INSTRUCTIONS FOR THE TASK:
Every line of the data must be retyped exactly as it stands.

-------- DATA FOR REVIEW

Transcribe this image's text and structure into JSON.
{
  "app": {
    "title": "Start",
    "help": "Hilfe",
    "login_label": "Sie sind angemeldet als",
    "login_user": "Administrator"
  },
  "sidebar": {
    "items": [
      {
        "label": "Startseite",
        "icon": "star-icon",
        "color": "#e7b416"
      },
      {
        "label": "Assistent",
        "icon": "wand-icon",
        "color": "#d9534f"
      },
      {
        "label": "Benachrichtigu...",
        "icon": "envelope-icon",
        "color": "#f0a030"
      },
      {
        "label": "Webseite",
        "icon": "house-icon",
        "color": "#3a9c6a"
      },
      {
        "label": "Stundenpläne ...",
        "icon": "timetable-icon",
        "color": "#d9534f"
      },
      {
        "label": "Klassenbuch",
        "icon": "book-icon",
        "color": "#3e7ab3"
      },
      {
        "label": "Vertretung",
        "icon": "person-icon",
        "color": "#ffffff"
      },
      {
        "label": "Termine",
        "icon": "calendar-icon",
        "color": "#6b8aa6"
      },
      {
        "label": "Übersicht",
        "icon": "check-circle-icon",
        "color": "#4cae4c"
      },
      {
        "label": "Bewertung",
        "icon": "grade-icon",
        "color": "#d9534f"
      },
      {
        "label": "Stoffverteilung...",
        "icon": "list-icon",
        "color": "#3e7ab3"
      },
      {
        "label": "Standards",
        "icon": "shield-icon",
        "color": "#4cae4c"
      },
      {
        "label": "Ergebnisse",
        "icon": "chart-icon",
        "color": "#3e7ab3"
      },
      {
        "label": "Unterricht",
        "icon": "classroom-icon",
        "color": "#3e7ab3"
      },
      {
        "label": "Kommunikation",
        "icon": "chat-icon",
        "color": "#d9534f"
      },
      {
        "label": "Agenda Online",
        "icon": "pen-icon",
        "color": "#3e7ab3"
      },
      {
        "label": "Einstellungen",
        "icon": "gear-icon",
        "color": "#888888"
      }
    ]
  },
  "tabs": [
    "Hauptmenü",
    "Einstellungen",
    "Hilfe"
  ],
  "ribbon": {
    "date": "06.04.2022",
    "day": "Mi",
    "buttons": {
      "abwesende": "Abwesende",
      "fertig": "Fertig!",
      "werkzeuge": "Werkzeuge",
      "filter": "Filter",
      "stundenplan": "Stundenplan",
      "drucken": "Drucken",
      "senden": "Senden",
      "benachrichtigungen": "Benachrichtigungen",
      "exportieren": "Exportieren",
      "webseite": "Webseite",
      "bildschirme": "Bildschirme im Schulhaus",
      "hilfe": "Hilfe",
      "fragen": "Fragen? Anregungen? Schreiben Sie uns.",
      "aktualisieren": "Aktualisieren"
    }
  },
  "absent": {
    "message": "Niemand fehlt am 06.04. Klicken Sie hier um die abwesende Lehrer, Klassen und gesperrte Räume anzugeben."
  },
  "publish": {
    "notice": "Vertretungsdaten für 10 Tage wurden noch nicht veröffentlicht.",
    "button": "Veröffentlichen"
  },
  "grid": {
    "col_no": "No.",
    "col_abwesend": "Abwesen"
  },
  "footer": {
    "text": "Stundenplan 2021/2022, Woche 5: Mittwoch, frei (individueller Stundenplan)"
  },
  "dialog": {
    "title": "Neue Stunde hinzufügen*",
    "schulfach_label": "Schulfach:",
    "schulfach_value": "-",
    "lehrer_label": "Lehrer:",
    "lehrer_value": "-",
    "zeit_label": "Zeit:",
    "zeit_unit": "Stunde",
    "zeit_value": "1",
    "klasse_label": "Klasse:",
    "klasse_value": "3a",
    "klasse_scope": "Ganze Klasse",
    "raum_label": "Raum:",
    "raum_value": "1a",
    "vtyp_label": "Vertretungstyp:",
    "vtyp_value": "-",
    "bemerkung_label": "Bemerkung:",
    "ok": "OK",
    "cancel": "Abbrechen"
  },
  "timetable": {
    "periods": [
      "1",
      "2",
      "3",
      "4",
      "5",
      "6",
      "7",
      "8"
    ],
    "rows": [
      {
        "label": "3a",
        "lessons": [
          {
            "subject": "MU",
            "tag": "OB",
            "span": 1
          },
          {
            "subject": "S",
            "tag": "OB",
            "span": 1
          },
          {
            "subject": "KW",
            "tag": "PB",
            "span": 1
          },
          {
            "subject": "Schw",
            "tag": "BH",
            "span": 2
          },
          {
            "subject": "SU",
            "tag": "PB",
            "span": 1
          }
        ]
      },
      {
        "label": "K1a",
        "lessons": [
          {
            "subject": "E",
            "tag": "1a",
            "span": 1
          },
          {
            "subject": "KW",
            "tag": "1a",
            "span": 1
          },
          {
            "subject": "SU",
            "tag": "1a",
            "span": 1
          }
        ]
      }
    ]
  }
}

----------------

ANSWER SECTION:
Transcribe this image's text and structure into JSON.
{
  "app": {
    "title": "Start",
    "help": "Hilfe",
    "login_label": "Sie sind angemeldet als",
    "login_user": "Administrator"
  },
  "sidebar": {
    "items": [
      {
        "label": "Startseite",
        "icon": "star-icon",
        "color": "#e7b416"
      },
      {
        "label": "Assistent",
        "icon": "wand-icon",
        "color": "#d9534f"
      },
      {
        "label": "Benachrichtigu...",
        "icon": "envelope-icon",
        "color": "#f0a030"
      },
      {
        "label": "Webseite",
        "icon": "house-icon",
        "color": "#3a9c6a"
      },
      {
        "label": "Stundenpläne ...",
        "icon": "timetable-icon",
        "color": "#d9534f"
      },
      {
        "label": "Klassenbuch",
        "icon": "book-icon",
        "color": "#3e7ab3"
      },
      {
        "label": "Vertretung",
        "icon": "person-icon",
        "color": "#ffffff"
      },
      {
        "label": "Termine",
        "icon": "calendar-icon",
        "color": "#6b8aa6"
      },
      {
        "label": "Übersicht",
        "icon": "check-circle-icon",
        "color": "#4cae4c"
      },
      {
        "label": "Bewertung",
        "icon": "grade-icon",
        "color": "#d9534f"
      },
      {
        "label": "Stoffverteilung...",
        "icon": "list-icon",
        "color": "#3e7ab3"
      },
      {
        "label": "Standards",
        "icon": "shield-icon",
        "color": "#4cae4c"
      },
      {
        "label": "Ergebnisse",
        "icon": "chart-icon",
        "color": "#3e7ab3"
      },
      {
        "label": "Unterricht",
        "icon": "classroom-icon",
        "color": "#3e7ab3"
      },
      {
        "label": "Kommunikation",
        "icon": "chat-icon",
        "color": "#d9534f"
      },
      {
        "label": "Agenda Online",
        "icon": "pen-icon",
        "color": "#3e7ab3"
      },
      {
        "label": "Einstellungen",
        "icon": "gear-icon",
        "color": "#888888"
      }
    ]
  },
  "tabs": [
    "Hauptmenü",
    "Einstellungen",
    "Hilfe"
  ],
  "ribbon": {
    "date": "06.04.2022",
    "day": "Mi",
    "buttons": {
      "abwesende": "Abwesende",
      "fertig": "Fertig!",
      "werkzeuge": "Werkzeuge",
      "filter": "Filter",
      "stundenplan": "Stundenplan",
      "drucken": "Drucken",
      "senden": "Senden",
      "benachrichtigungen": "Benachrichtigungen",
      "exportieren": "Exportieren",
      "webseite": "Webseite",
      "bildschirme": "Bildschirme im Schulhaus",
      "hilfe": "Hilfe",
      "fragen": "Fragen? Anregungen? Schreiben Sie uns.",
      "aktualisieren": "Aktualisieren"
    }
  },
  "absent": {
    "message": "Niemand fehlt am 06.04. Klicken Sie hier um die abwesende Lehrer, Klassen und gesperrte Räume anzugeben."
  },
  "publish": {
    "notice": "Vertretungsdaten für 10 Tage wurden noch nicht veröffentlicht.",
    "button": "Veröffentlichen"
  },
  "grid": {
    "col_no": "No.",
    "col_abwesend": "Abwesen"
  },
  "footer": {
    "text": "Stundenplan 2021/2022, Woche 5: Mittwoch, frei (individueller Stundenplan)"
  },
  "dialog": {
    "title": "Neue Stunde hinzufügen*",
    "schulfach_label": "Schulfach:",
    "schulfach_value": "-",
    "lehrer_label": "Lehrer:",
    "lehrer_value": "-",
    "zeit_label": "Zeit:",
    "zeit_unit": "Stunde",
    "zeit_value": "1",
    "klasse_label": "Klasse:",
    "klasse_value": "3a",
    "klasse_scope": "Ganze Klasse",
    "raum_label": "Raum:",
    "raum_value": "1a",
    "vtyp_label": "Vertretungstyp:",
    "vtyp_value": "-",
    "bemerkung_label": "Bemerkung:",
    "ok": "OK",
    "cancel": "Abbrechen"
  },
  "timetable": {
    "periods": [
      "1",
      "2",
      "3",
      "4",
      "5",
      "6",
      "7",
      "8"
    ],
    "rows": [
      {
        "label": "3a",
        "lessons": [
          {
            "subject": "MU",
            "tag": "OB",
            "span": 1
          },
          {
            "subject": "S",
            "tag": "OB",
            "span": 1
          },
          {
            "subject": "KW",
            "tag": "PB",
            "span": 1
          },
          {
            "subject": "Schw",
            "tag": "BH",
            "span": 2
          },
          {
            "subject": "SU",
            "tag": "PB",
            "span": 1
          }
        ]
      },
      {
        "label": "K1a",
        "lessons": [
          {
            "subject": "E",
            "tag": "1a",
            "span": 1
          },
          {
            "subject": "KW",
            "tag": "1a",
            "span": 1
          },
          {
            "subject": "SU",
            "tag": "1a",
            "span": 1
          }
        ]
      }
    ]
  }
}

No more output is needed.